**WHAT THE TASK ASKS**:
Print the records exactly as written, and let no picture into the answer.

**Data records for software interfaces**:
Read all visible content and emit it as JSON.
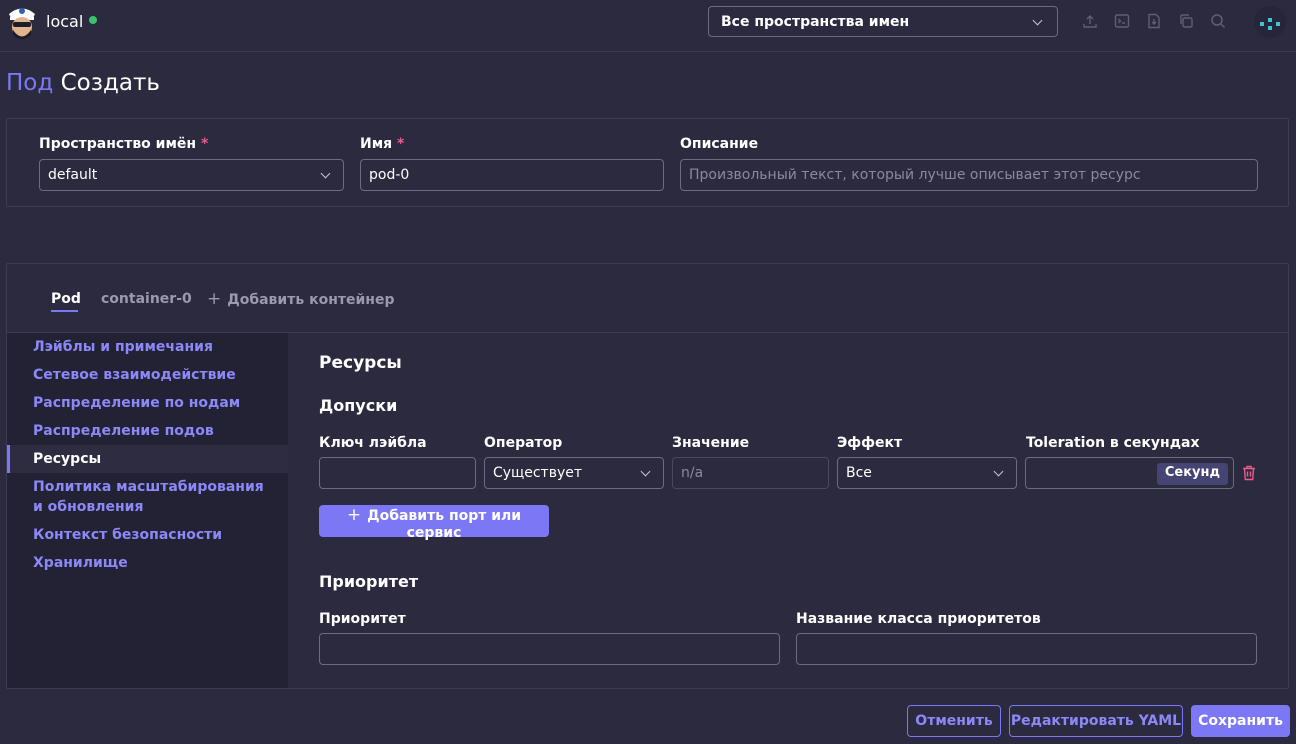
{
  "header": {
    "cluster_name": "local",
    "namespace_select": "Все пространства имен",
    "icons": [
      "upload-icon",
      "terminal-icon",
      "import-file-icon",
      "copy-icon",
      "search-icon"
    ],
    "colors": {
      "accent": "#7c78f5",
      "status_ok": "#35c46a",
      "required": "#ef5a8a"
    }
  },
  "page": {
    "title_resource": "Под",
    "title_action": "Создать"
  },
  "metadata": {
    "namespace": {
      "label": "Пространство имён",
      "required_mark": "*",
      "value": "default"
    },
    "name": {
      "label": "Имя",
      "required_mark": "*",
      "value": "pod-0"
    },
    "description": {
      "label": "Описание",
      "placeholder": "Произвольный текст, который лучше описывает этот ресурс"
    }
  },
  "tabs": {
    "pod": "Pod",
    "container": "container-0",
    "add": "Добавить контейнер"
  },
  "sidenav": {
    "items": [
      "Лэйблы и примечания",
      "Сетевое взаимодействие",
      "Распределение по нодам",
      "Распределение подов",
      "Ресурсы",
      "Политика масштабирования и обновления",
      "Контекст безопасности",
      "Хранилище"
    ],
    "active": "Ресурсы"
  },
  "content": {
    "section_title": "Ресурсы",
    "tolerations": {
      "title": "Допуски",
      "col_key": "Ключ лэйбла",
      "col_operator": "Оператор",
      "col_value": "Значение",
      "col_effect": "Эффект",
      "col_seconds": "Toleration в секундах",
      "operator_value": "Существует",
      "value_placeholder": "n/a",
      "effect_value": "Все",
      "seconds_unit": "Секунд",
      "add_button": "Добавить порт или сервис"
    },
    "priority": {
      "title": "Приоритет",
      "priority_label": "Приоритет",
      "class_label": "Название класса приоритетов"
    }
  },
  "footer": {
    "cancel": "Отменить",
    "edit_yaml": "Редактировать YAML",
    "save": "Сохранить"
  }
}
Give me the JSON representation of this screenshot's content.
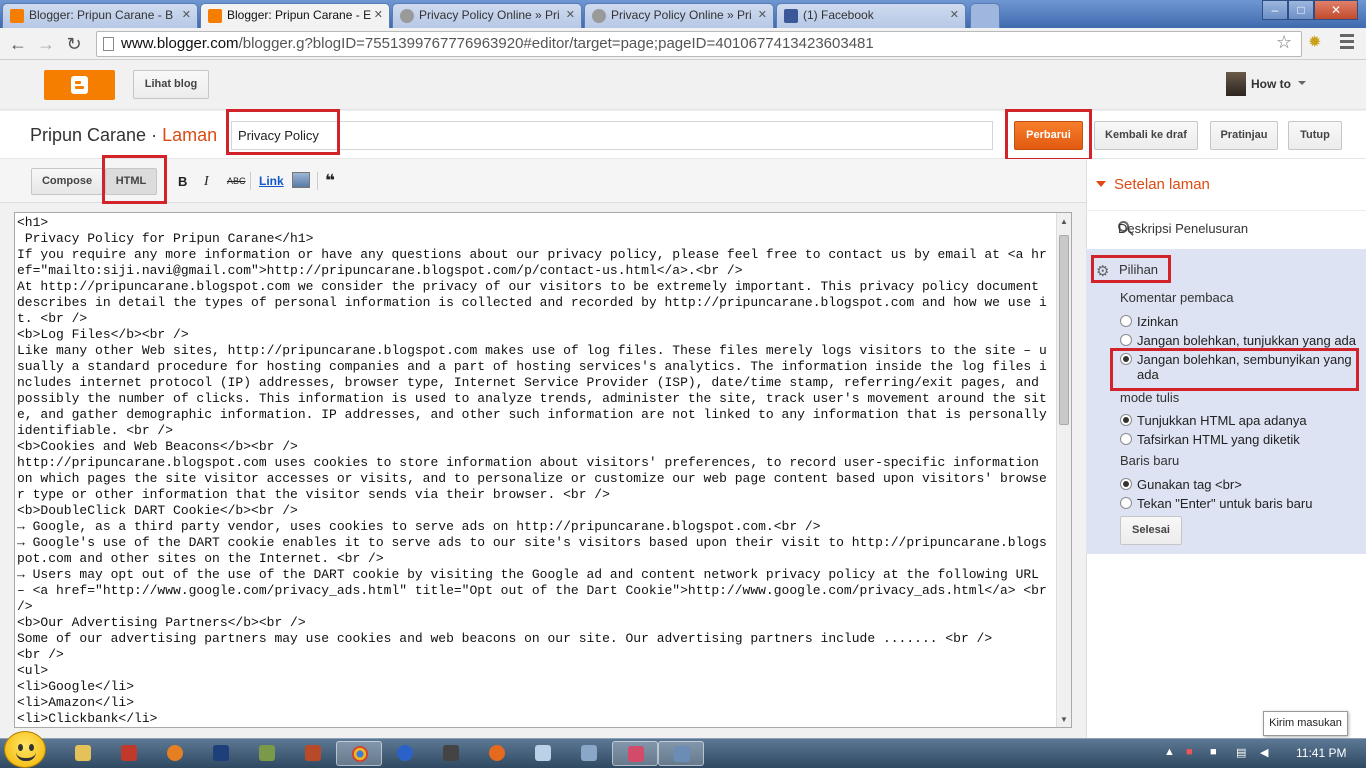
{
  "browser": {
    "tabs": [
      {
        "title": "Blogger: Pripun Carane - B",
        "favicon_color": "#f57d00",
        "active": false
      },
      {
        "title": "Blogger: Pripun Carane - E",
        "favicon_color": "#f57d00",
        "active": true
      },
      {
        "title": "Privacy Policy Online » Pri",
        "favicon_color": "#777777",
        "active": false
      },
      {
        "title": "Privacy Policy Online » Pri",
        "favicon_color": "#777777",
        "active": false
      },
      {
        "title": "(1) Facebook",
        "favicon_color": "#3b5998",
        "active": false
      }
    ],
    "url_host": "www.blogger.com",
    "url_path": "/blogger.g?blogID=7551399767776963920#editor/target=page;pageID=4010677413423603481",
    "window_controls": [
      "–",
      "□",
      "✕"
    ]
  },
  "header": {
    "view_blog": "Lihat blog",
    "user_name": "How to"
  },
  "editor": {
    "blog_name": "Pripun Carane",
    "separator": " · ",
    "section": "Laman",
    "page_title_value": "Privacy Policy",
    "buttons": {
      "update": "Perbarui",
      "revert": "Kembali ke draf",
      "preview": "Pratinjau",
      "close": "Tutup"
    },
    "modes": {
      "compose": "Compose",
      "html": "HTML"
    },
    "format": {
      "bold": "B",
      "italic": "I",
      "strike": "ABC",
      "link": "Link",
      "quote": "❝"
    },
    "code": "<h1>\n Privacy Policy for Pripun Carane</h1>\nIf you require any more information or have any questions about our privacy policy, please feel free to contact us by email at <a href=\"mailto:siji.navi@gmail.com\">http://pripuncarane.blogspot.com/p/contact-us.html</a>.<br />\nAt http://pripuncarane.blogspot.com we consider the privacy of our visitors to be extremely important. This privacy policy document describes in detail the types of personal information is collected and recorded by http://pripuncarane.blogspot.com and how we use it. <br />\n<b>Log Files</b><br />\nLike many other Web sites, http://pripuncarane.blogspot.com makes use of log files. These files merely logs visitors to the site – usually a standard procedure for hosting companies and a part of hosting services's analytics. The information inside the log files includes internet protocol (IP) addresses, browser type, Internet Service Provider (ISP), date/time stamp, referring/exit pages, and possibly the number of clicks. This information is used to analyze trends, administer the site, track user's movement around the site, and gather demographic information. IP addresses, and other such information are not linked to any information that is personally identifiable. <br />\n<b>Cookies and Web Beacons</b><br />\nhttp://pripuncarane.blogspot.com uses cookies to store information about visitors' preferences, to record user-specific information on which pages the site visitor accesses or visits, and to personalize or customize our web page content based upon visitors' browser type or other information that the visitor sends via their browser. <br />\n<b>DoubleClick DART Cookie</b><br />\n→ Google, as a third party vendor, uses cookies to serve ads on http://pripuncarane.blogspot.com.<br />\n→ Google's use of the DART cookie enables it to serve ads to our site's visitors based upon their visit to http://pripuncarane.blogspot.com and other sites on the Internet. <br />\n→ Users may opt out of the use of the DART cookie by visiting the Google ad and content network privacy policy at the following URL – <a href=\"http://www.google.com/privacy_ads.html\" title=\"Opt out of the Dart Cookie\">http://www.google.com/privacy_ads.html</a> <br />\n<b>Our Advertising Partners</b><br />\nSome of our advertising partners may use cookies and web beacons on our site. Our advertising partners include ....... <br />\n<br />\n<ul>\n<li>Google</li>\n<li>Amazon</li>\n<li>Clickbank</li>"
  },
  "sidebar": {
    "title": "Setelan laman",
    "search_description": "Deskripsi Penelusuran",
    "options_title": "Pilihan",
    "reader_comments": {
      "label": "Komentar pembaca",
      "options": [
        "Izinkan",
        "Jangan bolehkan, tunjukkan yang ada",
        "Jangan bolehkan, sembunyikan yang ada"
      ],
      "selected": 2
    },
    "compose_mode": {
      "label": "mode tulis",
      "options": [
        "Tunjukkan HTML apa adanya",
        "Tafsirkan HTML yang diketik"
      ],
      "selected": 0
    },
    "line_breaks": {
      "label": "Baris baru",
      "options": [
        "Gunakan tag <br>",
        "Tekan \"Enter\" untuk baris baru"
      ],
      "selected": 0
    },
    "done": "Selesai"
  },
  "feedback": "Kirim masukan",
  "taskbar": {
    "clock": "11:41 PM"
  },
  "colors": {
    "accent": "#dd4b13",
    "blogger_orange": "#f57d00",
    "highlight": "#d2232a",
    "options_bg": "#dde3f3"
  }
}
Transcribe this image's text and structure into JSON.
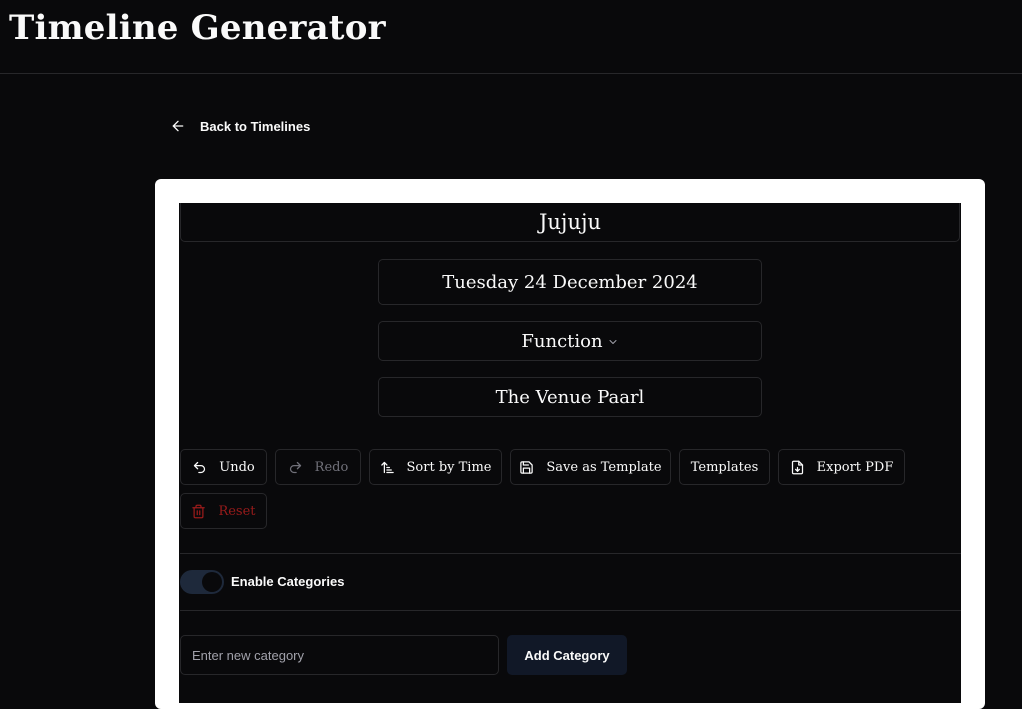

**THE ANSWER**:
Read all visible content and emit it as JSON.
{
  "header": {
    "cluster_name": "local",
    "namespace_select": "Все пространства имен",
    "icons": [
      "upload-icon",
      "terminal-icon",
      "import-file-icon",
      "copy-icon",
      "search-icon"
    ],
    "colors": {
      "accent": "#7c78f5",
      "status_ok": "#35c46a",
      "required": "#ef5a8a"
    }
  },
  "page": {
    "title_resource": "Под",
    "title_action": "Создать"
  },
  "metadata": {
    "namespace": {
      "label": "Пространство имён",
      "required_mark": "*",
      "value": "default"
    },
    "name": {
      "label": "Имя",
      "required_mark": "*",
      "value": "pod-0"
    },
    "description": {
      "label": "Описание",
      "placeholder": "Произвольный текст, который лучше описывает этот ресурс"
    }
  },
  "tabs": {
    "pod": "Pod",
    "container": "container-0",
    "add": "Добавить контейнер"
  },
  "sidenav": {
    "items": [
      "Лэйблы и примечания",
      "Сетевое взаимодействие",
      "Распределение по нодам",
      "Распределение подов",
      "Ресурсы",
      "Политика масштабирования и обновления",
      "Контекст безопасности",
      "Хранилище"
    ],
    "active": "Ресурсы"
  },
  "content": {
    "section_title": "Ресурсы",
    "tolerations": {
      "title": "Допуски",
      "col_key": "Ключ лэйбла",
      "col_operator": "Оператор",
      "col_value": "Значение",
      "col_effect": "Эффект",
      "col_seconds": "Toleration в секундах",
      "operator_value": "Существует",
      "value_placeholder": "n/a",
      "effect_value": "Все",
      "seconds_unit": "Секунд",
      "add_button": "Добавить порт или сервис"
    },
    "priority": {
      "title": "Приоритет",
      "priority_label": "Приоритет",
      "class_label": "Название класса приоритетов"
    }
  },
  "footer": {
    "cancel": "Отменить",
    "edit_yaml": "Редактировать YAML",
    "save": "Сохранить"
  }
}
Give me the JSON representation of this screenshot's content.
{
  "browser": {
    "tabs": [
      {
        "title": "Blogger: Pripun Carane - B",
        "favicon_color": "#f57d00",
        "active": false
      },
      {
        "title": "Blogger: Pripun Carane - E",
        "favicon_color": "#f57d00",
        "active": true
      },
      {
        "title": "Privacy Policy Online » Pri",
        "favicon_color": "#777777",
        "active": false
      },
      {
        "title": "Privacy Policy Online » Pri",
        "favicon_color": "#777777",
        "active": false
      },
      {
        "title": "(1) Facebook",
        "favicon_color": "#3b5998",
        "active": false
      }
    ],
    "url_host": "www.blogger.com",
    "url_path": "/blogger.g?blogID=7551399767776963920#editor/target=page;pageID=4010677413423603481",
    "window_controls": [
      "–",
      "□",
      "✕"
    ]
  },
  "header": {
    "view_blog": "Lihat blog",
    "user_name": "How to"
  },
  "editor": {
    "blog_name": "Pripun Carane",
    "separator": " · ",
    "section": "Laman",
    "page_title_value": "Privacy Policy",
    "buttons": {
      "update": "Perbarui",
      "revert": "Kembali ke draf",
      "preview": "Pratinjau",
      "close": "Tutup"
    },
    "modes": {
      "compose": "Compose",
      "html": "HTML"
    },
    "format": {
      "bold": "B",
      "italic": "I",
      "strike": "ABC",
      "link": "Link",
      "quote": "❝"
    },
    "code": "<h1>\n Privacy Policy for Pripun Carane</h1>\nIf you require any more information or have any questions about our privacy policy, please feel free to contact us by email at <a href=\"mailto:siji.navi@gmail.com\">http://pripuncarane.blogspot.com/p/contact-us.html</a>.<br />\nAt http://pripuncarane.blogspot.com we consider the privacy of our visitors to be extremely important. This privacy policy document describes in detail the types of personal information is collected and recorded by http://pripuncarane.blogspot.com and how we use it. <br />\n<b>Log Files</b><br />\nLike many other Web sites, http://pripuncarane.blogspot.com makes use of log files. These files merely logs visitors to the site – usually a standard procedure for hosting companies and a part of hosting services's analytics. The information inside the log files includes internet protocol (IP) addresses, browser type, Internet Service Provider (ISP), date/time stamp, referring/exit pages, and possibly the number of clicks. This information is used to analyze trends, administer the site, track user's movement around the site, and gather demographic information. IP addresses, and other such information are not linked to any information that is personally identifiable. <br />\n<b>Cookies and Web Beacons</b><br />\nhttp://pripuncarane.blogspot.com uses cookies to store information about visitors' preferences, to record user-specific information on which pages the site visitor accesses or visits, and to personalize or customize our web page content based upon visitors' browser type or other information that the visitor sends via their browser. <br />\n<b>DoubleClick DART Cookie</b><br />\n→ Google, as a third party vendor, uses cookies to serve ads on http://pripuncarane.blogspot.com.<br />\n→ Google's use of the DART cookie enables it to serve ads to our site's visitors based upon their visit to http://pripuncarane.blogspot.com and other sites on the Internet. <br />\n→ Users may opt out of the use of the DART cookie by visiting the Google ad and content network privacy policy at the following URL – <a href=\"http://www.google.com/privacy_ads.html\" title=\"Opt out of the Dart Cookie\">http://www.google.com/privacy_ads.html</a> <br />\n<b>Our Advertising Partners</b><br />\nSome of our advertising partners may use cookies and web beacons on our site. Our advertising partners include ....... <br />\n<br />\n<ul>\n<li>Google</li>\n<li>Amazon</li>\n<li>Clickbank</li>"
  },
  "sidebar": {
    "title": "Setelan laman",
    "search_description": "Deskripsi Penelusuran",
    "options_title": "Pilihan",
    "reader_comments": {
      "label": "Komentar pembaca",
      "options": [
        "Izinkan",
        "Jangan bolehkan, tunjukkan yang ada",
        "Jangan bolehkan, sembunyikan yang ada"
      ],
      "selected": 2
    },
    "compose_mode": {
      "label": "mode tulis",
      "options": [
        "Tunjukkan HTML apa adanya",
        "Tafsirkan HTML yang diketik"
      ],
      "selected": 0
    },
    "line_breaks": {
      "label": "Baris baru",
      "options": [
        "Gunakan tag <br>",
        "Tekan \"Enter\" untuk baris baru"
      ],
      "selected": 0
    },
    "done": "Selesai"
  },
  "feedback": "Kirim masukan",
  "taskbar": {
    "clock": "11:41 PM"
  },
  "colors": {
    "accent": "#dd4b13",
    "blogger_orange": "#f57d00",
    "highlight": "#d2232a",
    "options_bg": "#dde3f3"
  }
}
Transcribe this image's text and structure into JSON.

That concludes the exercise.